"We believe that they [the police officers] had absolutely nothing to do with the attack," said Pablo Jacoby, an attorney representing Active Memory, a group of victims' relatives.
Clues indicating an international dimension to the plot were found in phone records. From July 1 to 18, 1994, the day of the attack, someone made calls on a Brazilian-registered cell phone from Buenos Aires to locations in Lebanon, Germany, Iran, New York and the border area where Argentina, Brazil and Paraguay meet near Iguazu Falls.
Some of the cell phone calls were made near the cultural center building; the last one was made from a Buenos Aires airport just two hours before the bombing.
Another record indicates someone called a Hezbollah safe house in Lebanon from a Buenos Aires phone belonging to the wife of Samuel Salman El Reda, a Lebanese Colombian. Investigators believe he helped build the bomb.
El Reda has since fled to the Middle East.
Over the years, the picture of the alleged international conspiracy behind the bombing and its cover-up has been filled out too by a series of declarations by another Iranian dissident and former intelligence agent, Abolghasem Mesbahi.
In a series of depositions, Mesbahi described how the plot to blow up the cultural center building was hatched in Tehran, and how the explosives were smuggled in from Brazil. The Iranian government has denied any role in the bombing, however, and many investigators here believe other countries may have been involved.
"We may learn one day the full truth about the cover-up," Verbitsky said. "But we may never know the full truth about how the bombing itself was carried out."
Jacoby believes officials in Menem's government told Galeano to set up the police officers in a bid to discredit the governor of Buenos Aires province, Eduardo Duhalde, Menem's most serious political rival.
"What started out as judicial incompetence became a conscious effort to cover up the case," Jacoby said.
Galeano was removed from the case in December 2003 after a journalist obtained and broadcast a videotape of the judge and Telleldin discussing the illegal payment.
Telleldin and his co-defendants were found not guilty on Sept. 2, 2004.
The verdict provoked widespread outrage in Argentina.
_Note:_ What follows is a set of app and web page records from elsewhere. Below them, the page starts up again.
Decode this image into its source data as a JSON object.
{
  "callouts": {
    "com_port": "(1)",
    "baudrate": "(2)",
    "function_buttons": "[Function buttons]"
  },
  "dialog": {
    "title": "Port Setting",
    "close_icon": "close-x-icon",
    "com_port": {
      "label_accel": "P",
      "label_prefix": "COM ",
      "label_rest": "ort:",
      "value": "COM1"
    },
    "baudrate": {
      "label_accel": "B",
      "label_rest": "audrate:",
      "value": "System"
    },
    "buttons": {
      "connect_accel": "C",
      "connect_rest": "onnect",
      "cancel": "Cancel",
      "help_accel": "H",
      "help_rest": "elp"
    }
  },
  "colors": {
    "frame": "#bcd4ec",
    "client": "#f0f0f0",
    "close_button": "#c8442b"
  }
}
Days after the verdict, hundreds of mostly Jewish friends and relatives of the victims marched through this capital decrying the "impunity" that had allowed the killers to escape. They demanded too that the government prosecute the judges and officials who they say bungled the case.
President Nestor Kirchner, who took office last year, has promised relatives of the victims that he will not allow the case to fall by the wayside.